A bigger question for the Lib Dems than their election tactics is their track record in holding their gains. I’ve been looking at their successes back to 1979. There is a belief that the voters always return to the Conservatives (or occasionally Labour) after their brief flirtation with the Lib Dems. This isn’t quite true. The Libs and Lib Dems have had 20 by election successes since 1979. I am discounting Chris Davies victory in Littleborough in 1995 because the seat was abolished in 1997.Of the remaining 19, the Lib Dems held seven and lost a dozen at subsequent General Elections. So, there is some hope for Sarah Green, the new MP.
LESSONS FOR THE LEFT.
Next week it is quite possible that Labour will lose in Batley and Spen. The party will be plunged into another round of infighting and their prospects of winning in 2023/24 looking very unlikely.
You can be certain that when it is put to them that they have to look at (probably) informal deals to soft pedal in the south (outside London) for the Lib Dems and campaign hard in the North and university towns, we will be told of all the tales of Lib Dem perfidy.
The fact remains that Johnson can be squeezed. The Tories have no allies, apart from the DUP, and even that possibility is looking difficult at the moment.

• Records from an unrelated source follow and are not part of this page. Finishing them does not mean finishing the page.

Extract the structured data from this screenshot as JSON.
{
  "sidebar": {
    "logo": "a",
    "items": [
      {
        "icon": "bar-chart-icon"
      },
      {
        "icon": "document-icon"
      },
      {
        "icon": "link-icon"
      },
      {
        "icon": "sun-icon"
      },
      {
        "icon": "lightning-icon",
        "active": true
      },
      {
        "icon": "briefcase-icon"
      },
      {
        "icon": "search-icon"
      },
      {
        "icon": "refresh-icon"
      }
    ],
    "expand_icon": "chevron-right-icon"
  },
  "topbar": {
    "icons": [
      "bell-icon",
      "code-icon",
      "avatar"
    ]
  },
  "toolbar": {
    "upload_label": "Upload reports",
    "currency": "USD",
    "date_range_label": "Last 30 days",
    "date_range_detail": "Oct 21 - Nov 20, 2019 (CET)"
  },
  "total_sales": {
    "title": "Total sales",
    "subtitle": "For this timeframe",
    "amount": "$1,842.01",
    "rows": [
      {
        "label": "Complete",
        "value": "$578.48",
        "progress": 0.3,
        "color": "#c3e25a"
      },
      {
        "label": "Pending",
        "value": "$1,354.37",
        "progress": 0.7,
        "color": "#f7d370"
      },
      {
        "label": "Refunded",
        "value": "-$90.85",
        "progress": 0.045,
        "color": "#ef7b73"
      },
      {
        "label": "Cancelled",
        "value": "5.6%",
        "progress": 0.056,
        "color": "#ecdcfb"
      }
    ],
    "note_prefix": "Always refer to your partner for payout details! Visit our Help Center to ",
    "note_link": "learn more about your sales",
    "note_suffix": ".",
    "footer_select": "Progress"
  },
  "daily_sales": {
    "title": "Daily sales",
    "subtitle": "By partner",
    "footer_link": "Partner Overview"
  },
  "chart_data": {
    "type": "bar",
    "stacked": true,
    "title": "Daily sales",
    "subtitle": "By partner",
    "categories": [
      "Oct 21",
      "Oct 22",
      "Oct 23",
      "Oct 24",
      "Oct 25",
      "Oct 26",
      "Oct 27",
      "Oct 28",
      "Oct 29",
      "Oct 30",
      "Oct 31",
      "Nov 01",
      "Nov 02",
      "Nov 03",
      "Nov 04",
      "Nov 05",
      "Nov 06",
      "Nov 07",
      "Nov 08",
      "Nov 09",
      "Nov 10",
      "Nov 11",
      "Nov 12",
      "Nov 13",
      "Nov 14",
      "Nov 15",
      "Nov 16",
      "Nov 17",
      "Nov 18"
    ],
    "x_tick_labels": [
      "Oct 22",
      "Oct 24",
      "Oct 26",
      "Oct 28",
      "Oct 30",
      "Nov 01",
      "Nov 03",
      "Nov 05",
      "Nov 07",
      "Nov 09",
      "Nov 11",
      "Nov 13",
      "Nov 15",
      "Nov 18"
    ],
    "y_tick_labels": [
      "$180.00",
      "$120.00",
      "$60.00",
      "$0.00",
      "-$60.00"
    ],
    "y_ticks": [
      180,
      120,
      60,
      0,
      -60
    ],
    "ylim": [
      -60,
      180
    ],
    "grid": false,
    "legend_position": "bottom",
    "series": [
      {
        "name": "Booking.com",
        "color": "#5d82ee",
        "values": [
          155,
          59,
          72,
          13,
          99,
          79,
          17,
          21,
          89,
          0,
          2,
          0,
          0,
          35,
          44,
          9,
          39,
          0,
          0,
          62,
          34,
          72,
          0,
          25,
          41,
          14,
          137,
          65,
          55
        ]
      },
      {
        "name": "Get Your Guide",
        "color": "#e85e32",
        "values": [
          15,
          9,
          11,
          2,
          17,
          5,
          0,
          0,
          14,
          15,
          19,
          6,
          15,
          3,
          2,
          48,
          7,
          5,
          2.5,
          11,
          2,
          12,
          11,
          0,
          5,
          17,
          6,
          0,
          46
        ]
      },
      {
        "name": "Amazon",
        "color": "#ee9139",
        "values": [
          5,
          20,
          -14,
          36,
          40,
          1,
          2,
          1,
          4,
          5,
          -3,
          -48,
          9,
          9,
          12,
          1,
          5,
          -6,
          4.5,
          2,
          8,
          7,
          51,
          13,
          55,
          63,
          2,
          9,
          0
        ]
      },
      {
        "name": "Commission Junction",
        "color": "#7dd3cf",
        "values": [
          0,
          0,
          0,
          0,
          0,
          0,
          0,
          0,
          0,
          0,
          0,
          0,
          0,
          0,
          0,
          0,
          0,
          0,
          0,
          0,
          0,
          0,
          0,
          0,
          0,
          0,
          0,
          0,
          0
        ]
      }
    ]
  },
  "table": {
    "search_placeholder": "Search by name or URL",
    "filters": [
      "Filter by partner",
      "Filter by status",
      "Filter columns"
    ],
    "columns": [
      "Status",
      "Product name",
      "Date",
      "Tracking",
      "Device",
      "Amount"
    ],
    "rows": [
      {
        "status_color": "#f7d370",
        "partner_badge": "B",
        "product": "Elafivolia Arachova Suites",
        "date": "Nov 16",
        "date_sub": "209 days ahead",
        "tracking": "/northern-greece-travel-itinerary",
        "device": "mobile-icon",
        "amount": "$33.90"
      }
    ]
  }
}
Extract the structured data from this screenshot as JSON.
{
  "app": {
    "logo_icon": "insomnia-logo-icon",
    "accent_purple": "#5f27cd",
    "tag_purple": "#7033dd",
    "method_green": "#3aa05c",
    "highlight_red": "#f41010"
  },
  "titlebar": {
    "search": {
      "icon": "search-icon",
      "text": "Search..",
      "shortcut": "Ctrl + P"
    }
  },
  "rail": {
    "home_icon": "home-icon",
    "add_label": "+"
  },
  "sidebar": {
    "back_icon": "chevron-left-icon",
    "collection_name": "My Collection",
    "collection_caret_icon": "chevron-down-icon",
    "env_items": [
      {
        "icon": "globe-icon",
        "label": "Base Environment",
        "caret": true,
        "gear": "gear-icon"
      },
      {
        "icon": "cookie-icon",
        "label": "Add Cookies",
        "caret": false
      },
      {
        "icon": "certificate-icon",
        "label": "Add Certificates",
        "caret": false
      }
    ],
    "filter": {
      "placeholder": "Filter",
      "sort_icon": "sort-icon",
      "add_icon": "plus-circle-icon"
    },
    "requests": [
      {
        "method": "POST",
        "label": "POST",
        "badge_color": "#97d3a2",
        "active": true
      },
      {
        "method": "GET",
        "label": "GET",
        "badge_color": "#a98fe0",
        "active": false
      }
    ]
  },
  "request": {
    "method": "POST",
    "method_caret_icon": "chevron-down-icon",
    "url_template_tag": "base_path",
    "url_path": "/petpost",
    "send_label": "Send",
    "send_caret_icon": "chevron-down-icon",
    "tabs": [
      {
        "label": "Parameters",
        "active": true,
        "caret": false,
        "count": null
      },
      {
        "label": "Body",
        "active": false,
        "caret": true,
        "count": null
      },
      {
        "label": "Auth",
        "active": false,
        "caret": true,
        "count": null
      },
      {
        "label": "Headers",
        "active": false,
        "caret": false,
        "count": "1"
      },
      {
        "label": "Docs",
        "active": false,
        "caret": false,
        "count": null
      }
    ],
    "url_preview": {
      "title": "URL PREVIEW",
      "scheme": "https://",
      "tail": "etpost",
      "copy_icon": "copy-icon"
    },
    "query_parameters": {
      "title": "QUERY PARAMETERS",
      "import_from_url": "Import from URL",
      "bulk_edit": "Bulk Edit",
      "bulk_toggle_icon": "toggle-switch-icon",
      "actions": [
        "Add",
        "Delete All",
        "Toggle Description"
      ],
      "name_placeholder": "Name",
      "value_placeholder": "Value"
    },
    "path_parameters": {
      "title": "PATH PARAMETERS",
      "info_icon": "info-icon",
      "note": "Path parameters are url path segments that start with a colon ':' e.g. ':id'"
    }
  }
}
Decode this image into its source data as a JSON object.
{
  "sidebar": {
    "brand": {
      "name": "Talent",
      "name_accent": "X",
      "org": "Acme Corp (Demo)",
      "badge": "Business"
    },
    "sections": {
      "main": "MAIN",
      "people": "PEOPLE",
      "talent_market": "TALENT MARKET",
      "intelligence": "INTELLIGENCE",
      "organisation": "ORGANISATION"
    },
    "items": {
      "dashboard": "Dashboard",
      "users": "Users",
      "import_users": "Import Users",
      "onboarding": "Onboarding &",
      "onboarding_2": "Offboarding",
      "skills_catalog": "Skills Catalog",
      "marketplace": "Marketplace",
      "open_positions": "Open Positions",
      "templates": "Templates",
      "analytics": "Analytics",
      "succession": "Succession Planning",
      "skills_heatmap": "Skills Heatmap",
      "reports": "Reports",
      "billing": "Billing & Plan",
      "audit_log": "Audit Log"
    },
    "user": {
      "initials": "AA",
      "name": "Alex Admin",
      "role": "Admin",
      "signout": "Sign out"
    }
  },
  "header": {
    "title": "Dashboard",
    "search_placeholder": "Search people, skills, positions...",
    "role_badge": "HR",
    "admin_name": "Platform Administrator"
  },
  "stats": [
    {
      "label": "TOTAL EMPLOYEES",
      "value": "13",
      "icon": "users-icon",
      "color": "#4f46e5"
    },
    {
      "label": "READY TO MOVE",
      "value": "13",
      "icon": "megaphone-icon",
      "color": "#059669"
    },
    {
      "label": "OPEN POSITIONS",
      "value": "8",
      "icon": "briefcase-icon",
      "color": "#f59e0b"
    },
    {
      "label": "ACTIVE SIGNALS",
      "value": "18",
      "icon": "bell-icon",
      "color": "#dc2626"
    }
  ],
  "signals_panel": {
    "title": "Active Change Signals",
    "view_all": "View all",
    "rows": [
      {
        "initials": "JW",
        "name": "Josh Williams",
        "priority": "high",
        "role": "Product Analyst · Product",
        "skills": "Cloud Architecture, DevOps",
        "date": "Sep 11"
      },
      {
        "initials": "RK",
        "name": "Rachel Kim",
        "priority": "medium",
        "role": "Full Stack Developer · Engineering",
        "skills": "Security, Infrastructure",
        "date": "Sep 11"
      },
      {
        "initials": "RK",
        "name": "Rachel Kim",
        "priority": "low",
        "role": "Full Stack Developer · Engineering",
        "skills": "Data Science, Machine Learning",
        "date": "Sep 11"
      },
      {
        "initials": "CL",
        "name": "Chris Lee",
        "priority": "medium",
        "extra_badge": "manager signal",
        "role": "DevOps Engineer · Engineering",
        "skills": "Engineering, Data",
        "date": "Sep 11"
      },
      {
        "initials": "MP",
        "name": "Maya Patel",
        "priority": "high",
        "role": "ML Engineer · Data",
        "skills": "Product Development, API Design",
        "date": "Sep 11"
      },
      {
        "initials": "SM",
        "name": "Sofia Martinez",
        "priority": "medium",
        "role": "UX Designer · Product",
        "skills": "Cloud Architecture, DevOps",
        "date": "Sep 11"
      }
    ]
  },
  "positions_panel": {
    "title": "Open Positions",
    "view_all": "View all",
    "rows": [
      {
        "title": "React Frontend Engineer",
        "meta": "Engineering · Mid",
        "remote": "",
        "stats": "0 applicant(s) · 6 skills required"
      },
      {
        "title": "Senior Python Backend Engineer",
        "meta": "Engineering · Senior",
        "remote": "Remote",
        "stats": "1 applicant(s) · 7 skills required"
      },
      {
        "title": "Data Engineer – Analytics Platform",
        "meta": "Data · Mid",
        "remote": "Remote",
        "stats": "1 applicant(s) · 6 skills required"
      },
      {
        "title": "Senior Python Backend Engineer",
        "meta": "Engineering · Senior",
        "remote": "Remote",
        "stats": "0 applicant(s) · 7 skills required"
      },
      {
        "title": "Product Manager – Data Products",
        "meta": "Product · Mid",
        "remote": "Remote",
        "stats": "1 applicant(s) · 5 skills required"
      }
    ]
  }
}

They have to win outright and might do so if the Red Wall seats stay firm.
But Amersham has shown the possibility that with a bit of intelligent planning the SNP remain strong in Scotland, Labour fights back a bit in the North and university towns and the Lib Dems do really well in the south of England where Johnson’s Brexit deal and style of government is not going down well.
Then we could have a centre left coalition, change the voting system, and be run by a government where the majority have a say.
BAD RESULT FOR THE MEDIA.
Nearly all political journalists completely missed the Amersham by election story. I found very little coverage in the papers, on radio and TV in the weeks running up to the poll.
On the Friday and over the weekend everyone piled in, but people want informed political coverage before they cast their vote not afterwards.
They expected a Tory win even though HS2 should have alerted them to a possible upset.
It was the Brexit surprise all over again. Do better.